(Only 9% of UK engineering professionals are women, compared to 18% in Spain, 20% in Italy, 26% in Sweden and 30% in Latvia.

I wonder how many girls are given engineering as an option in careers advice days at school.)

Interesting Fact - Furniture

The longest sofa measures just over 1 kilometre (3,302 ft 6 in).

(It was created in Saratov, Russia by furniture company Mnogo Mebeli, who created the sofa to mark their fifth anniversary. I wonder what they'll do to celebrate their 10th! It is already in the Guinness Book of Records.)

Post by The Learn English Network.

Interesting Fact - Science

Scientists have found that californium, a synthetic chemical element discovered in the early 1950s, shows potential for storing and even recycling radioactive waste into fuel.

(This sounds like great news, until you realise that five milligrams of californium costs a whopping $1.4 million.)

Interesting Video


Interesting Fact - Education

According to a report by Ofsted, pupils in England are losing an hour a day's teaching because of bad behaviour in class.

(Ofsted inspectors found that chatting, calling out, swinging on chairs, passing notes and using mobile phones are "very common" in English schools.  
That's fine, it will prepare them for the English workplace.)

Interesting Fact - Energy

The EU has already banned powerful vacuum cleaners, sparking a rush to buy the last remaining models with motors above the new EU limit of 1,600 watts, but now Europe has its sights on other domestic appliances.

(Toasters, kettles and juicers will have their power consumption reduced.

Other items under the spotlight include heated greenhouses, power tools, gym equipment, food mixers, rice cookers, blenders, deep fat fryers and believe it or not aquarium lights and filters.

I guess that's what you call pulling the plug.)

Interesting Fact - Transport

In 2000, Bogota in Colombia became the first city to restrict the use of private vehicles throughout an entire metropolis for a day.

(The Islands of Sark and Herm (in the Channel Islands) are car free 365 days a year.

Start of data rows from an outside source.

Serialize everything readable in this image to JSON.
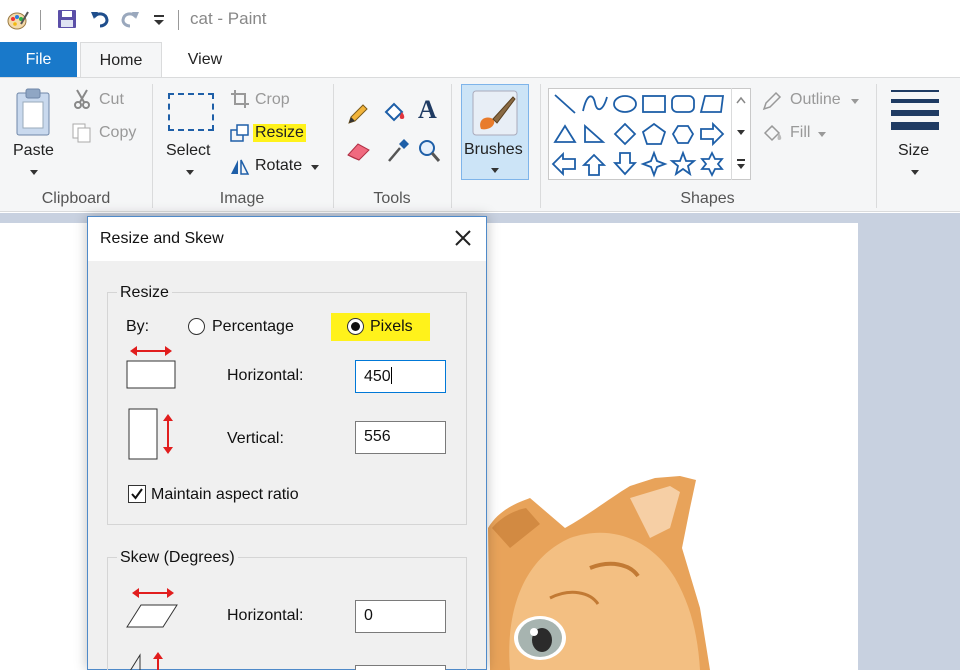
{
  "window": {
    "title": "cat - Paint"
  },
  "tabs": {
    "file": "File",
    "home": "Home",
    "view": "View"
  },
  "ribbon": {
    "clipboard": {
      "paste": "Paste",
      "cut": "Cut",
      "copy": "Copy",
      "label": "Clipboard"
    },
    "image": {
      "select": "Select",
      "crop": "Crop",
      "resize": "Resize",
      "rotate": "Rotate",
      "label": "Image"
    },
    "tools": {
      "label": "Tools"
    },
    "brushes": {
      "label": "Brushes"
    },
    "shapes": {
      "outline": "Outline",
      "fill": "Fill",
      "label": "Shapes"
    },
    "size": {
      "label": "Size"
    },
    "highlight_color": "#fff21b"
  },
  "dialog": {
    "title": "Resize and Skew",
    "resize": {
      "legend": "Resize",
      "by_label": "By:",
      "percentage": "Percentage",
      "pixels": "Pixels",
      "selected": "Pixels",
      "horizontal_label": "Horizontal:",
      "horizontal_value": "450",
      "vertical_label": "Vertical:",
      "vertical_value": "556",
      "maintain_label": "Maintain aspect ratio",
      "maintain_checked": true
    },
    "skew": {
      "legend": "Skew (Degrees)",
      "horizontal_label": "Horizontal:",
      "horizontal_value": "0"
    }
  },
  "colors": {
    "file_tab": "#1979ca",
    "ribbon_bg": "#f5f6f7",
    "workspace": "#c8d1e0",
    "accent_blue": "#1e5fa8",
    "red_arrow": "#e11d1d"
  }
}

Herm has even banned bicycles!

I guess it's Shanks' Pony then.)
!Note -  Shanks' Pony describes using your feet as a means of transport. 


22nd September

World No Car Day.  Leave your car at home and cycle, walk, skate to work.

Intereting Place - Australia

The minimum driving age in Australia varies between States and Territories.

(It is 18 years in Victoria, 16 years and 6 months in the Northern Territory and 17 years in all the other states.

I want to know what happens if a 16 year old drives from the Northern Territory to Victoria.)

Interesting Animal - Hedgehog

The hedgehog got its name because it forages in hedges and undergrowth.

(As it moves through the hedges looking for slugs and snails it grunts, like a pig — thus, the name hedgehog.)

Interesting Fact - Piracy

According to a report conducted by the United Nations crime unit, Interpol and the World Bank.
Somali pirates and their peers hijacking vessels in the region made about $400 million in ransom over the past eight years.

(What did they spend their ill-gotten gains on?  Drugs (especially khat), alcohol, women, and believe it or not, real estate.

I wonder if they phone Kirsty and Phil?)


19th September

Speak like a pirate day.

Interesting Fact - Sport

The Scottish referendum isn't the only historic vote taking place today. The Royal and Ancient Golf Club of St Andrews, in Scotland,  is set to announce whether it will admit women members for the first time in its 260-year history.

(At the moment men and women can play golf on any of the courses in St. Andrews, this is a more a 19th hole issue - women aren't allowed into the R&A club house - not even as guests.  It sounds like a 19th century issue.)